**Exercise directions**
The records below need to be copied in full. Match them exactly.

□ □ □

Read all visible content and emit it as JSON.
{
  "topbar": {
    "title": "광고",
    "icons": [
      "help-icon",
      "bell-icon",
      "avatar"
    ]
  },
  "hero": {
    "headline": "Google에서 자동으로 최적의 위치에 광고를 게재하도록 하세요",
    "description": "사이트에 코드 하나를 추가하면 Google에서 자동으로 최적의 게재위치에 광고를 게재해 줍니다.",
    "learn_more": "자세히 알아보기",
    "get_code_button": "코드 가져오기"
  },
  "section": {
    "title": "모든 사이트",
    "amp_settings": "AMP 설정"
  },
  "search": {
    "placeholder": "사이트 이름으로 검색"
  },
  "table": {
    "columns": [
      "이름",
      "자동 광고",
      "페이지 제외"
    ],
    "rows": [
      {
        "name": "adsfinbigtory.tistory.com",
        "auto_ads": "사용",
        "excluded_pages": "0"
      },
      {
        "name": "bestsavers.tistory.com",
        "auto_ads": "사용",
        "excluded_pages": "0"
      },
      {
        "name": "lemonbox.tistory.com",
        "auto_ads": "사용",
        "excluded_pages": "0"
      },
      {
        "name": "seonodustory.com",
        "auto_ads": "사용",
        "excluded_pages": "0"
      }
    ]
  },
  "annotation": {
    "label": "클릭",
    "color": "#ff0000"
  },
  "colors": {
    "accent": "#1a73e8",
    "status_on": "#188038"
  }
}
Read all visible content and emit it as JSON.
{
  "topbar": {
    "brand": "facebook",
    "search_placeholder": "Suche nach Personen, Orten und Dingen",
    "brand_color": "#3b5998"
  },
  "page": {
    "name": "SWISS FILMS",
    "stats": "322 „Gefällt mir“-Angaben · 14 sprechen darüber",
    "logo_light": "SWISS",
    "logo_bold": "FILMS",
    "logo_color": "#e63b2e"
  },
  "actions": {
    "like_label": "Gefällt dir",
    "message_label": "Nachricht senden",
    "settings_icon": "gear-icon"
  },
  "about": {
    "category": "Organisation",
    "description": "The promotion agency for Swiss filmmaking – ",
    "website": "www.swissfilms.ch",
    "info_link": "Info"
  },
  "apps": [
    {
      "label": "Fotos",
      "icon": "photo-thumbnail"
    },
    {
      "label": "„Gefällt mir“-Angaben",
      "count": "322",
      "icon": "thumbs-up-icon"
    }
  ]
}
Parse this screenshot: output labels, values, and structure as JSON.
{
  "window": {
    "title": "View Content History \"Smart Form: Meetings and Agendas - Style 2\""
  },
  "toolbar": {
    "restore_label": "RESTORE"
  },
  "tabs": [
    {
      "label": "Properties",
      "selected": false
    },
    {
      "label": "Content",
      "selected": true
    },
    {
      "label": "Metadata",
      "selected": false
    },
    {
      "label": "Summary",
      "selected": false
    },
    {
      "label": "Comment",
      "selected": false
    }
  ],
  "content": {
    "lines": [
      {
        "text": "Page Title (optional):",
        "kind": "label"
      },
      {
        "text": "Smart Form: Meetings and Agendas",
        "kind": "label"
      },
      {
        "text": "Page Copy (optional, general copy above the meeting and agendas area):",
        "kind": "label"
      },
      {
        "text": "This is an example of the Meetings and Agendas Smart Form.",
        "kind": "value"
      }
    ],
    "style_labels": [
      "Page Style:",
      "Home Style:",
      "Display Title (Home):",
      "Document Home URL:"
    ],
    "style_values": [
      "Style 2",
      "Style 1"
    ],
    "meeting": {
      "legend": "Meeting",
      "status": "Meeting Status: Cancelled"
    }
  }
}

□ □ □

**Exercise response**
Read all visible content and emit it as JSON.
{
  "topbar": {
    "title": "광고",
    "icons": [
      "help-icon",
      "bell-icon",
      "avatar"
    ]
  },
  "hero": {
    "headline": "Google에서 자동으로 최적의 위치에 광고를 게재하도록 하세요",
    "description": "사이트에 코드 하나를 추가하면 Google에서 자동으로 최적의 게재위치에 광고를 게재해 줍니다.",
    "learn_more": "자세히 알아보기",
    "get_code_button": "코드 가져오기"
  },
  "section": {
    "title": "모든 사이트",
    "amp_settings": "AMP 설정"
  },
  "search": {
    "placeholder": "사이트 이름으로 검색"
  },
  "table": {
    "columns": [
      "이름",
      "자동 광고",
      "페이지 제외"
    ],
    "rows": [
      {
        "name": "adsfinbigtory.tistory.com",
        "auto_ads": "사용",
        "excluded_pages": "0"
      },
      {
        "name": "bestsavers.tistory.com",
        "auto_ads": "사용",
        "excluded_pages": "0"
      },
      {
        "name": "lemonbox.tistory.com",
        "auto_ads": "사용",
        "excluded_pages": "0"
      },
      {
        "name": "seonodustory.com",
        "auto_ads": "사용",
        "excluded_pages": "0"
      }
    ]
  },
  "annotation": {
    "label": "클릭",
    "color": "#ff0000"
  },
  "colors": {
    "accent": "#1a73e8",
    "status_on": "#188038"
  }
}
Read all visible content and emit it as JSON.
{
  "topbar": {
    "brand": "facebook",
    "search_placeholder": "Suche nach Personen, Orten und Dingen",
    "brand_color": "#3b5998"
  },
  "page": {
    "name": "SWISS FILMS",
    "stats": "322 „Gefällt mir“-Angaben · 14 sprechen darüber",
    "logo_light": "SWISS",
    "logo_bold": "FILMS",
    "logo_color": "#e63b2e"
  },
  "actions": {
    "like_label": "Gefällt dir",
    "message_label": "Nachricht senden",
    "settings_icon": "gear-icon"
  },
  "about": {
    "category": "Organisation",
    "description": "The promotion agency for Swiss filmmaking – ",
    "website": "www.swissfilms.ch",
    "info_link": "Info"
  },
  "apps": [
    {
      "label": "Fotos",
      "icon": "photo-thumbnail"
    },
    {
      "label": "„Gefällt mir“-Angaben",
      "count": "322",
      "icon": "thumbs-up-icon"
    }
  ]
}
Parse this screenshot: output labels, values, and structure as JSON.
{
  "window": {
    "title": "View Content History \"Smart Form: Meetings and Agendas - Style 2\""
  },
  "toolbar": {
    "restore_label": "RESTORE"
  },
  "tabs": [
    {
      "label": "Properties",
      "selected": false
    },
    {
      "label": "Content",
      "selected": true
    },
    {
      "label": "Metadata",
      "selected": false
    },
    {
      "label": "Summary",
      "selected": false
    },
    {
      "label": "Comment",
      "selected": false
    }
  ],
  "content": {
    "lines": [
      {
        "text": "Page Title (optional):",
        "kind": "label"
      },
      {
        "text": "Smart Form: Meetings and Agendas",
        "kind": "label"
      },
      {
        "text": "Page Copy (optional, general copy above the meeting and agendas area):",
        "kind": "label"
      },
      {
        "text": "This is an example of the Meetings and Agendas Smart Form.",
        "kind": "value"
      }
    ],
    "style_labels": [
      "Page Style:",
      "Home Style:",
      "Display Title (Home):",
      "Document Home URL:"
    ],
    "style_values": [
      "Style 2",
      "Style 1"
    ],
    "meeting": {
      "legend": "Meeting",
      "status": "Meeting Status: Cancelled"
    }
  }
}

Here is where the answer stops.